▶ [Assigned task]:
Return each line of the listing that has the word "Home" in it.

▶ [Material to process]:
★ ★ ★ ★

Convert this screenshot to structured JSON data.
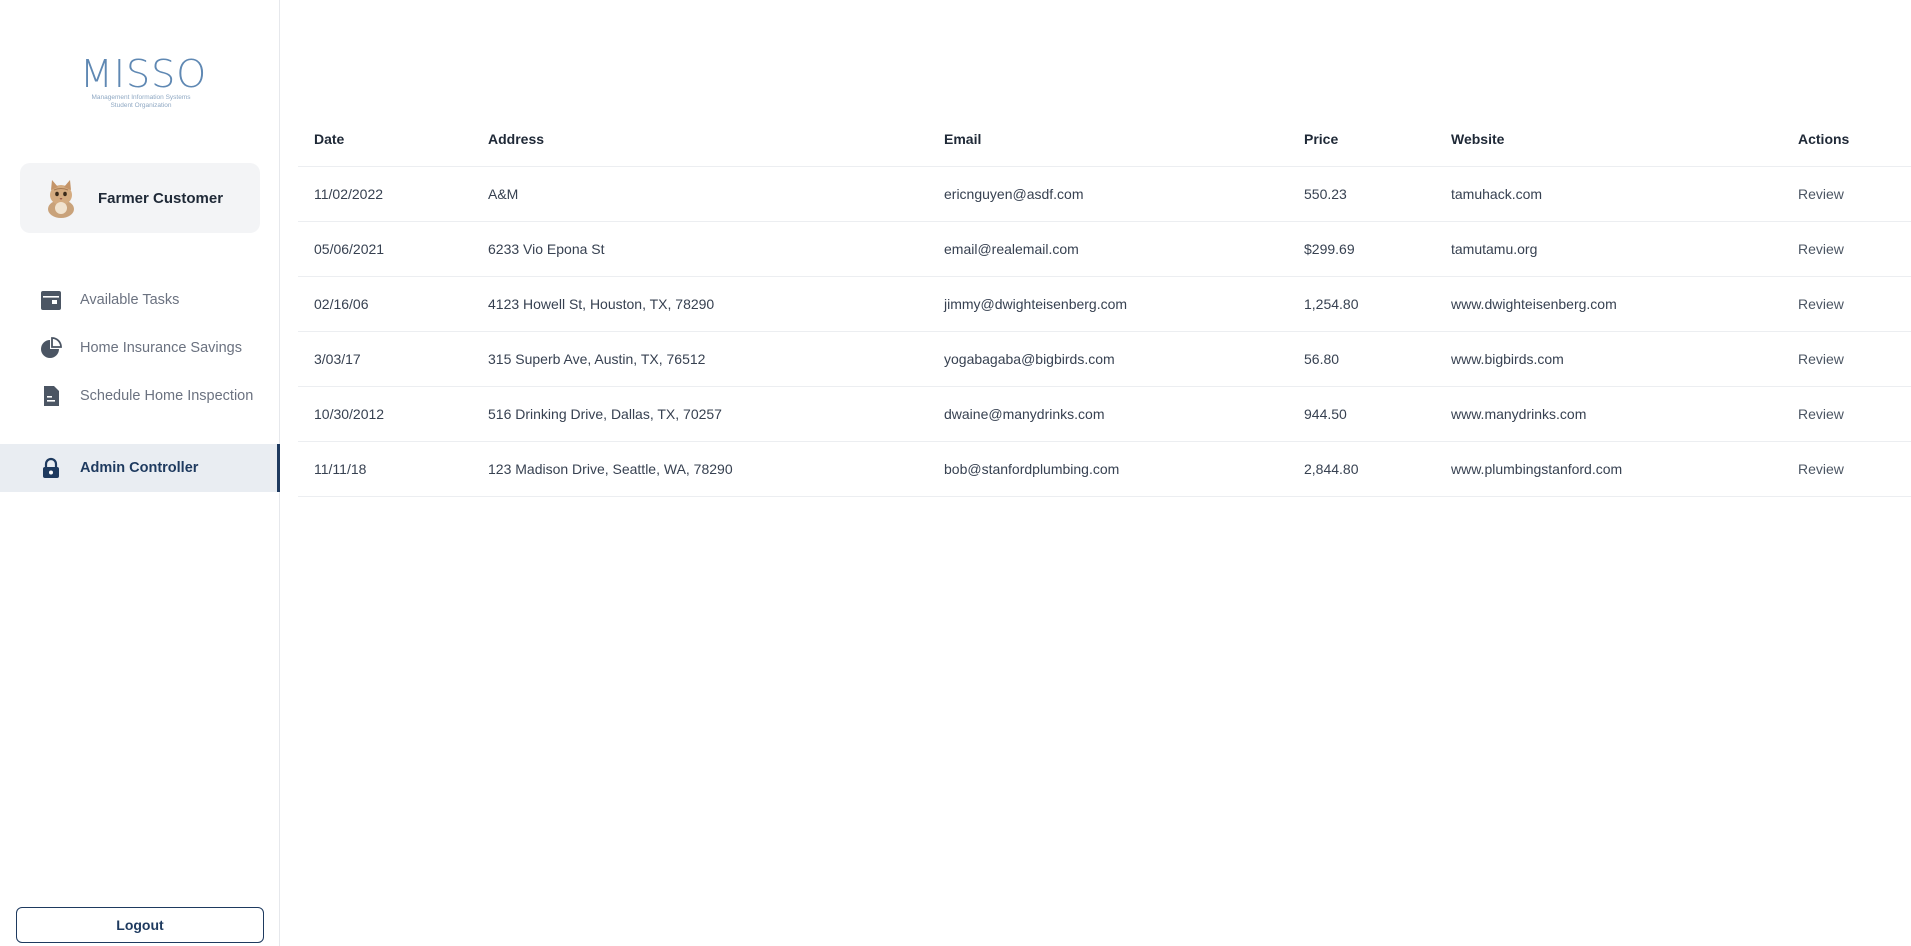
{
  "sidebar": {
    "logo": {
      "word": "MISSO",
      "line1": "Management Information Systems",
      "line2": "Student Organization"
    },
    "user": {
      "name": "Farmer Customer",
      "avatar_icon": "cat-avatar"
    },
    "nav": [
      {
        "label": "Available Tasks",
        "icon": "calendar-icon"
      },
      {
        "label": "Home Insurance Savings",
        "icon": "pie-chart-icon"
      },
      {
        "label": "Schedule Home Inspection",
        "icon": "document-icon"
      }
    ],
    "active_nav": {
      "label": "Admin Controller",
      "icon": "lock-icon"
    },
    "logout_label": "Logout"
  },
  "table": {
    "headers": [
      "Date",
      "Address",
      "Email",
      "Price",
      "Website",
      "Actions"
    ],
    "rows": [
      {
        "date": "11/02/2022",
        "address": "A&M",
        "email": "ericnguyen@asdf.com",
        "price": "550.23",
        "website": "tamuhack.com",
        "action": "Review"
      },
      {
        "date": "05/06/2021",
        "address": "6233 Vio Epona St",
        "email": "email@realemail.com",
        "price": "$299.69",
        "website": "tamutamu.org",
        "action": "Review"
      },
      {
        "date": "02/16/06",
        "address": "4123 Howell St, Houston, TX, 78290",
        "email": "jimmy@dwighteisenberg.com",
        "price": "1,254.80",
        "website": "www.dwighteisenberg.com",
        "action": "Review"
      },
      {
        "date": "3/03/17",
        "address": "315 Superb Ave, Austin, TX, 76512",
        "email": "yogabagaba@bigbirds.com",
        "price": "56.80",
        "website": "www.bigbirds.com",
        "action": "Review"
      },
      {
        "date": "10/30/2012",
        "address": "516 Drinking Drive, Dallas, TX, 70257",
        "email": "dwaine@manydrinks.com",
        "price": "944.50",
        "website": "www.manydrinks.com",
        "action": "Review"
      },
      {
        "date": "11/11/18",
        "address": "123 Madison Drive, Seattle, WA, 78290",
        "email": "bob@stanfordplumbing.com",
        "price": "2,844.80",
        "website": "www.plumbingstanford.com",
        "action": "Review"
      }
    ]
  },
  "colors": {
    "accent": "#1e3a5f",
    "active_bg": "#e9edf2",
    "muted_text": "#6b7280",
    "logo": "#5f88b3"
  }
}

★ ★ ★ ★

▶ [Result of the exercise]:
        "label": "Home Insurance Savings",
        "label": "Schedule Home Inspection",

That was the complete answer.